A Russian Airlines employee charged with drunk driving in Falls Church last November was placed on probation yesterday to help preserve detente, according to the judge in the case.

"We just have a lot of problems with (the case)." Fairfax County General District Court Judge Robert M. Hurst said in a telephone interview. "That just seemed like the thing to do, you know with detente and all that."

The State Department charged that nine days after the arrest of Viktor A. Ruchkin of Alexandria on Nov. 10, an American who is a Pan American World Airways employee working in Moscow was arrested on similar charges in retaliation.

Charges against the American, Robert S. Sievers, "have ben disposed of" according to a Soviet message to the State Department, a department spokesman said.
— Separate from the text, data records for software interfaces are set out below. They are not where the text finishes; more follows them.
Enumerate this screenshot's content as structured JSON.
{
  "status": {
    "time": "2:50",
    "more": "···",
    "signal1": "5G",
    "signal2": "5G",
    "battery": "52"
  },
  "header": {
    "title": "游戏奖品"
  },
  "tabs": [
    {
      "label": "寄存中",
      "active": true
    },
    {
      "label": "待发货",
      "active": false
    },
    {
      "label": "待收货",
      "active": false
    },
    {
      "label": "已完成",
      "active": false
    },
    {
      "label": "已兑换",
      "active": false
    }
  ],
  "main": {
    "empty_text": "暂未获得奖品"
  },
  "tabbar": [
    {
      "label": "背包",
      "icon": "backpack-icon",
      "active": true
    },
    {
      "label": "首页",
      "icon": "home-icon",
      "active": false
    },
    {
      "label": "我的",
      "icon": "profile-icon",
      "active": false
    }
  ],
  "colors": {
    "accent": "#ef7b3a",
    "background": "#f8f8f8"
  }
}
But yesterday, Sievers and his family were temporarily not permitted to leave Russia and it was unclear how the charge was disposed of, the spokesman said. The State Department is now "taking up the (the travel restriction) with Soviet authorities," the spokesman said.
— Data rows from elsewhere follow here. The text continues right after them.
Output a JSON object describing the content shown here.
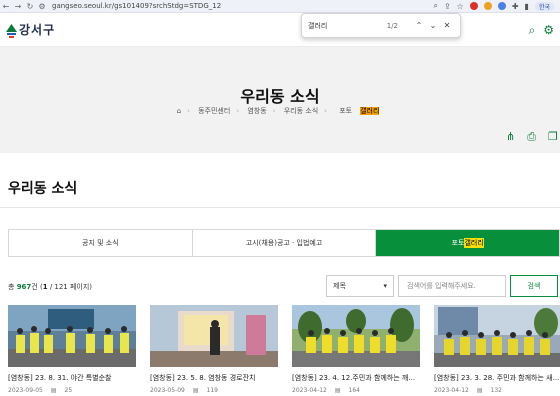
{
  "browser": {
    "url": "gangseo.seoul.kr/gs101409?srchStdg=STDG_12",
    "profile_label": "한국"
  },
  "findbar": {
    "query": "갤러리",
    "count": "1/2"
  },
  "header": {
    "logo_text": "강서구"
  },
  "hero": {
    "title": "우리동 소식",
    "crumbs": [
      "동주민센터",
      "염창동",
      "우리동 소식"
    ],
    "crumb_last_prefix": "포토",
    "crumb_last_highlight": "갤러리"
  },
  "section": {
    "title": "우리동 소식"
  },
  "tabs": [
    {
      "label": "공지 및 소식"
    },
    {
      "label": "고시(채용)공고 · 입법예고"
    },
    {
      "label_prefix": "포토",
      "label_highlight": "갤러리"
    }
  ],
  "listing": {
    "total_prefix": "총",
    "total_count": "967",
    "total_suffix": "건 (",
    "page_current": "1",
    "page_rest": " / 121 페이지)"
  },
  "search": {
    "select_value": "제목",
    "placeholder": "검색어를 입력해주세요.",
    "button_label": "검색"
  },
  "cards": [
    {
      "title": "[염창동] 23. 8. 31. 야간 특별순찰",
      "date": "2023-09-05",
      "views": "25"
    },
    {
      "title": "[염창동] 23. 5. 8. 염창동 경로잔치",
      "date": "2023-05-09",
      "views": "119"
    },
    {
      "title": "[염창동] 23. 4. 12.주민과 함께하는 깨...",
      "date": "2023-04-12",
      "views": "164"
    },
    {
      "title": "[염창동] 23. 3. 28. 주민과 함께하는 새...",
      "date": "2023-04-12",
      "views": "132"
    }
  ],
  "colors": {
    "accent": "#078f3b",
    "find_highlight_active": "#f5a000",
    "find_highlight": "#f6e000"
  }
}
According to State Department spokesmen, Soviet Embassy officials wanted charges against Ruchkin dropped. The State Department said the arrest was a local matter and that Ruchkin did not have diplomatic immunity from arrest.

"Rather than get into any complication with the fellow (American) over there," Hurst said, "I felt it was the easiest thing to do" to place Ruchkin on probation.

Hurst said Ruchkin's attorney agreed in the judge's chambers to probation until July 28 when he is scheduled to appear again in Falls Church General District Court for disposition of his case.

"If there's no further problems, I guess I'll dismiss it, I don't know yet," Hurst said.

Ruchkin refused to comment on his case.

Drivers charged for the first time with drunken driving usually plead guilty, then are placed on probation and must attend an alcohol safety program with the successful completion of the program, charges may be reduced to reckless driving.

Ruchkin was not required to make a plea and he did not, Hurst said.

"I don't think the Russians wanted him to go to the (alcohol safety) program," Hurst said. "The Russians are not too happy about the whole thing."

When asked if he thought his decision was fair to American drivers who must attend the program of face other penalties, Hurst said, "I thought about that, too.Maybe it isn't fair, but you can't be superfair in a position like this.

"I thought about it a long time," Hurst continued. "If I convicted him, they'd (Soviets) probably have him (Ruchkin) selling tickets in Kiev on the midnight shift, I guess."